Task statement
Look through the records and copy every line in which "Payment" appears.

Available data
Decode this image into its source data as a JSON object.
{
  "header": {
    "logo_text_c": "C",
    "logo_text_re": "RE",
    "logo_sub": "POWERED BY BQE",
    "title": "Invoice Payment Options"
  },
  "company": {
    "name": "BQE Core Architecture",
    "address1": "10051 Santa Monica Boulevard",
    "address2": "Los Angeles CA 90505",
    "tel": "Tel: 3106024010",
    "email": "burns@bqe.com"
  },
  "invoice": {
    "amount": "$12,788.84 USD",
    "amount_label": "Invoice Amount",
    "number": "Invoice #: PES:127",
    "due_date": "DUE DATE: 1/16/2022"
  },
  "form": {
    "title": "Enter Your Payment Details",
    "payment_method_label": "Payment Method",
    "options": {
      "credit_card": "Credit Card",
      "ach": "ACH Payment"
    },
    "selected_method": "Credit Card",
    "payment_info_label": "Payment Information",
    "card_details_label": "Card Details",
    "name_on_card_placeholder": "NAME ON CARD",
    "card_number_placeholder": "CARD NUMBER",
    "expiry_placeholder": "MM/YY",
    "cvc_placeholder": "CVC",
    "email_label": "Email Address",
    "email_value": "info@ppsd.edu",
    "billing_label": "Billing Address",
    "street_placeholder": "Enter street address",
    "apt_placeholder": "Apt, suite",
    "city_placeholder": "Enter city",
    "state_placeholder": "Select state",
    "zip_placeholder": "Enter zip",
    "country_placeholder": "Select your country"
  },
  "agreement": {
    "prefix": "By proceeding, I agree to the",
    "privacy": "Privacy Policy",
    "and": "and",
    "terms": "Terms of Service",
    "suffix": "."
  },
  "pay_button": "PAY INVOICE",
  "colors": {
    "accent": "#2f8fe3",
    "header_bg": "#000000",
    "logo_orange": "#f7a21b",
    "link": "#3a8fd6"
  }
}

Solution to this task
    "title": "Invoice Payment Options"
    "title": "Enter Your Payment Details",
    "payment_method_label": "Payment Method",
      "ach": "ACH Payment"
    "payment_info_label": "Payment Information",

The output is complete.